__WHAT TO DO__
Your response should consist of one number, the count of lines below that contain "resolved".

______________________________

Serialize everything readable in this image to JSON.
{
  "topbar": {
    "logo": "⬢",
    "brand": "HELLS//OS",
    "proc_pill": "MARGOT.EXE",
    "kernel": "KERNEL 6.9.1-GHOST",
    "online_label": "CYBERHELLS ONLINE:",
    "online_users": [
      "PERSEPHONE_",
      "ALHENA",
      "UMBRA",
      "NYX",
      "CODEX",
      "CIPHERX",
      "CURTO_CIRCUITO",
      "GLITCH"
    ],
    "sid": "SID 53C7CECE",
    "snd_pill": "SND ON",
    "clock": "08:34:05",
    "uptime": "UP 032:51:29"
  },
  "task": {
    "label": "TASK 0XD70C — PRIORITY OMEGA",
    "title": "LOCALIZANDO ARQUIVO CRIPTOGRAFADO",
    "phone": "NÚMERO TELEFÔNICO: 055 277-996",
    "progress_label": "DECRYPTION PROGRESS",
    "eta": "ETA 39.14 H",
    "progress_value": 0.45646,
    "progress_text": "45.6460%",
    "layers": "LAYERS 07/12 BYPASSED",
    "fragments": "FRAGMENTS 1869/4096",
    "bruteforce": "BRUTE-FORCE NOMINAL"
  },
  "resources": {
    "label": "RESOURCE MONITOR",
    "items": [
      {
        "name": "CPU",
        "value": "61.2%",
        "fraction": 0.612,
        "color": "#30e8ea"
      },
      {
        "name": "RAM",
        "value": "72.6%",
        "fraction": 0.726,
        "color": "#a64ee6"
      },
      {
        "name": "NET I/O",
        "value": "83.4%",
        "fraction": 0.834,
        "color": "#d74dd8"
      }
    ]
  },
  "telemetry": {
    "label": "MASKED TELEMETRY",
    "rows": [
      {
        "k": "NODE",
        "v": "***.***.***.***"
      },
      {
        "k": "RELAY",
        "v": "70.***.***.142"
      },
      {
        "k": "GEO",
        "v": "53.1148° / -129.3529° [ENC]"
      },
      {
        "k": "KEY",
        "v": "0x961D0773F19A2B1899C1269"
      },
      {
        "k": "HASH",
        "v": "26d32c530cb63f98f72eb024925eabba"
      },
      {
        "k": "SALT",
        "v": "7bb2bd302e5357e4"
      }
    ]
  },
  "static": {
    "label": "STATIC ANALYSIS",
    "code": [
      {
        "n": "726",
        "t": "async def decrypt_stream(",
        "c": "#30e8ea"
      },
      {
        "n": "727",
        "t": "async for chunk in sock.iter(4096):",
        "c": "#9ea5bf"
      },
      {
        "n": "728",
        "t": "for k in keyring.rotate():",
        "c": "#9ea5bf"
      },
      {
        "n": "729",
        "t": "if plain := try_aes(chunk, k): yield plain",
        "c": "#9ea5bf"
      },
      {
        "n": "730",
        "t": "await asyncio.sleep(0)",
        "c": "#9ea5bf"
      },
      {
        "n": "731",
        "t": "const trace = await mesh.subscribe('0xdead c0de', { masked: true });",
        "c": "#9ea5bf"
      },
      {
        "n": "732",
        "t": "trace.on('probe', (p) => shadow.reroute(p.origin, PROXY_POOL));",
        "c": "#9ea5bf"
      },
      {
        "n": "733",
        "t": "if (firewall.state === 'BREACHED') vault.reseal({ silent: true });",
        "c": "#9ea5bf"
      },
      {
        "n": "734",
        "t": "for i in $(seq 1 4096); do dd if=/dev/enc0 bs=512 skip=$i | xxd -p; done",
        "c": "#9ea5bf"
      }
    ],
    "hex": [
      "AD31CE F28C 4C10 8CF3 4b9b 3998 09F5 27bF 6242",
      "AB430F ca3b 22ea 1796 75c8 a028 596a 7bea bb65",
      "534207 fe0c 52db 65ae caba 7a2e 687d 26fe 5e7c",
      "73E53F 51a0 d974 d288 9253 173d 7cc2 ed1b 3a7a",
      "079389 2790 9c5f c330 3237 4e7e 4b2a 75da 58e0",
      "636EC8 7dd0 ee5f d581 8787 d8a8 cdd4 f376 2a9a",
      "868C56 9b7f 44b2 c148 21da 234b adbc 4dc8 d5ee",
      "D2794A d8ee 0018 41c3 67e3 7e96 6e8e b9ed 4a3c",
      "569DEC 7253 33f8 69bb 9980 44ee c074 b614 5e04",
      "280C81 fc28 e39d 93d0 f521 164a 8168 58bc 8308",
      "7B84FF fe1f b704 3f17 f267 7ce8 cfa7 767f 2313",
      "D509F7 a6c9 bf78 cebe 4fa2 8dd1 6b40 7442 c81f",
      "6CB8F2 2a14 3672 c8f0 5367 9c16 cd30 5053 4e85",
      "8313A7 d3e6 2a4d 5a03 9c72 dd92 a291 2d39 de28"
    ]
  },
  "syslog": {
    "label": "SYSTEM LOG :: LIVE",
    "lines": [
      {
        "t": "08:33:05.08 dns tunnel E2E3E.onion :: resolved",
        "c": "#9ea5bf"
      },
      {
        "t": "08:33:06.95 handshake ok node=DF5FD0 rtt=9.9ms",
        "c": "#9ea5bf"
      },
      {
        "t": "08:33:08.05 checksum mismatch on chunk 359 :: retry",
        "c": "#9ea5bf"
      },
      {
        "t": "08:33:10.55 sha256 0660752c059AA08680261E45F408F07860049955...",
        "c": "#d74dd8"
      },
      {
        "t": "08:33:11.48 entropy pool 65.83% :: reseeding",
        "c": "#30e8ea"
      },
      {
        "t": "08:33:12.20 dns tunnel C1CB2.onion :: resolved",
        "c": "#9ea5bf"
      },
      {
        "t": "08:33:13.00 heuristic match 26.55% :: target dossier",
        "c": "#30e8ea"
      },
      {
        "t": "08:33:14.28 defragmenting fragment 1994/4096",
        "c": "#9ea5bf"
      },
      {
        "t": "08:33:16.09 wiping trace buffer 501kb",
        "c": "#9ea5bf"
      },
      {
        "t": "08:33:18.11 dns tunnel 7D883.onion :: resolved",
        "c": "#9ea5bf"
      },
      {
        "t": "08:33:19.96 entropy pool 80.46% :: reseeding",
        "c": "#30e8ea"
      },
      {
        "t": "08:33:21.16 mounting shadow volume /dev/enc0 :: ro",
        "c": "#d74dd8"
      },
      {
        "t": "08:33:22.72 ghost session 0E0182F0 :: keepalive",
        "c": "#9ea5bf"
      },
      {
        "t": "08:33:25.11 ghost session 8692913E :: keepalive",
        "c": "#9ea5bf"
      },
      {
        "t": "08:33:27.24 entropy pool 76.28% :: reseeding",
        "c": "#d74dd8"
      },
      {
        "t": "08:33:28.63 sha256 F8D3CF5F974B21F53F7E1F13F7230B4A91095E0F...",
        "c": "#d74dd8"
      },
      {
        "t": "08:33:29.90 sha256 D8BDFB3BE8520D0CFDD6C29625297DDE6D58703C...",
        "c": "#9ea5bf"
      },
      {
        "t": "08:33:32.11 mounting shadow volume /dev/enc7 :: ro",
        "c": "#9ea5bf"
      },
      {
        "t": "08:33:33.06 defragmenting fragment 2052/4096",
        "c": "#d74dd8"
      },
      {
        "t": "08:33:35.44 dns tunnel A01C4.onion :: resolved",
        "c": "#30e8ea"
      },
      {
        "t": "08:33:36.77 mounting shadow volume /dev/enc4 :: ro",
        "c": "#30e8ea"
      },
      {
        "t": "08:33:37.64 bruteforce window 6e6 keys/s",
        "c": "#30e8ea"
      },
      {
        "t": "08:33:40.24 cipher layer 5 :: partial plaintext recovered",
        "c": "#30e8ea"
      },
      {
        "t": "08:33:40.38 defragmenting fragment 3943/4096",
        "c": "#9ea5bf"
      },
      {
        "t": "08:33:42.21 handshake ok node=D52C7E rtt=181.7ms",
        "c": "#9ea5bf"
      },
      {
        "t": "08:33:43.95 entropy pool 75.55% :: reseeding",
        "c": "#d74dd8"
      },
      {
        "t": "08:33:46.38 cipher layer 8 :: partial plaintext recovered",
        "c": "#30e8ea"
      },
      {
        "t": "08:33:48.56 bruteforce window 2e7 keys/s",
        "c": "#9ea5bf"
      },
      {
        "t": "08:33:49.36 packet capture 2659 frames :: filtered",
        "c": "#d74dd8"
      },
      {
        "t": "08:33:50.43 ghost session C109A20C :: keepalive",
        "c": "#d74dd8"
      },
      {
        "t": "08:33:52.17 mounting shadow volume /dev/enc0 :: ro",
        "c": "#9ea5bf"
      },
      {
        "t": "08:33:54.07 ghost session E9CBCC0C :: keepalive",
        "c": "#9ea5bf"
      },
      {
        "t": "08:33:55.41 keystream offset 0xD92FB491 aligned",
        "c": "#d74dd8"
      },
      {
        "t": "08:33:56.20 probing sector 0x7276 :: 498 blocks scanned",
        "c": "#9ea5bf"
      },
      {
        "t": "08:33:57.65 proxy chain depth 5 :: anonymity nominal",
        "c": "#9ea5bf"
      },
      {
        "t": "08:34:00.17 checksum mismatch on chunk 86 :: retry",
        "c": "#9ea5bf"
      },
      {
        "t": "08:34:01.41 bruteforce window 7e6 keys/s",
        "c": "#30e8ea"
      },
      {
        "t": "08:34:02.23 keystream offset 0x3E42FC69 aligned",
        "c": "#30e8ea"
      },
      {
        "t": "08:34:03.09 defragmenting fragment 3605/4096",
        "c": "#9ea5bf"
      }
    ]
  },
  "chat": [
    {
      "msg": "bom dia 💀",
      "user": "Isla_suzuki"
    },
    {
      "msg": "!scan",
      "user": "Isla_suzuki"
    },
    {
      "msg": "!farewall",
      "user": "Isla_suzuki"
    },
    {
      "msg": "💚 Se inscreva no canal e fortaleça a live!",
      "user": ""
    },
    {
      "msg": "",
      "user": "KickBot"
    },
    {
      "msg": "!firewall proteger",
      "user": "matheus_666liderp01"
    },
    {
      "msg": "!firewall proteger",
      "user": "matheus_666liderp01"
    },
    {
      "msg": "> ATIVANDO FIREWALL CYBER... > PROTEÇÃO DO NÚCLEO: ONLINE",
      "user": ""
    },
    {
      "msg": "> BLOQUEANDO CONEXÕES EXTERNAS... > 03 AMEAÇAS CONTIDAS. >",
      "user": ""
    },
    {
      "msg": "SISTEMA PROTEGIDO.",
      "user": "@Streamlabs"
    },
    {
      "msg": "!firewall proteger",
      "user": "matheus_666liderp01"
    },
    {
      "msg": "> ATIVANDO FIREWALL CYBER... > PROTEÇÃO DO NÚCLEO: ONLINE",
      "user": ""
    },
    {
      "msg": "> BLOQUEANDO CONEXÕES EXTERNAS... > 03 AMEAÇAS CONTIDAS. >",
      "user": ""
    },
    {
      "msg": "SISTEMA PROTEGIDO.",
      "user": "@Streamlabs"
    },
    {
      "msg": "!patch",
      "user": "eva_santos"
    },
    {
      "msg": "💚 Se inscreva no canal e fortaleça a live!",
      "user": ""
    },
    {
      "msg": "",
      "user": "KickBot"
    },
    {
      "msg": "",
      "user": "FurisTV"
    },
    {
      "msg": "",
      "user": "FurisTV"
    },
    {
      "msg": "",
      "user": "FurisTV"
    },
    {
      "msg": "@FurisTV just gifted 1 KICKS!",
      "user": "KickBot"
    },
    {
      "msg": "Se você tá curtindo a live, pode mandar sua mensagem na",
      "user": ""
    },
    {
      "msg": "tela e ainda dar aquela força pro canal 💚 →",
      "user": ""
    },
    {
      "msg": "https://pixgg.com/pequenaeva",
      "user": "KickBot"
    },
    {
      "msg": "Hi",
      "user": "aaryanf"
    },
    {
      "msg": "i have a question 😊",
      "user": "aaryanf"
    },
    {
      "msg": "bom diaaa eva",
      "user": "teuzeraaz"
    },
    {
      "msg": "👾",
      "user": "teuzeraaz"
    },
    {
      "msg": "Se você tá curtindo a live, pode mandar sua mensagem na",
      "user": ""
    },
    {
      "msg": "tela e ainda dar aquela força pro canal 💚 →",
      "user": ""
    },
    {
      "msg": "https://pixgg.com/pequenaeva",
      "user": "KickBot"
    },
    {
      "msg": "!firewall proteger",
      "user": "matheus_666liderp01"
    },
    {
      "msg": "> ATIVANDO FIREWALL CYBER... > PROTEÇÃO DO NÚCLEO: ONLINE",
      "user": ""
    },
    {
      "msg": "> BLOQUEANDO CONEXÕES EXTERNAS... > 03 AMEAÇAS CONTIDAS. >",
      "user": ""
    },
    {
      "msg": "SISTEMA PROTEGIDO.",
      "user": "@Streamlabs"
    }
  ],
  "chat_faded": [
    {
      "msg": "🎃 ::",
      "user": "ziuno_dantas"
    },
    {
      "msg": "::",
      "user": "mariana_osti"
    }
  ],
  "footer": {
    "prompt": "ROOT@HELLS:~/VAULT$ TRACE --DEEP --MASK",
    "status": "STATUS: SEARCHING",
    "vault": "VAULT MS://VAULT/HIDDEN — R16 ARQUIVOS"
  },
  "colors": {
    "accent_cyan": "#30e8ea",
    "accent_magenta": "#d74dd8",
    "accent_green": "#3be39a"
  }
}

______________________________

__RESPONSE AREA__
4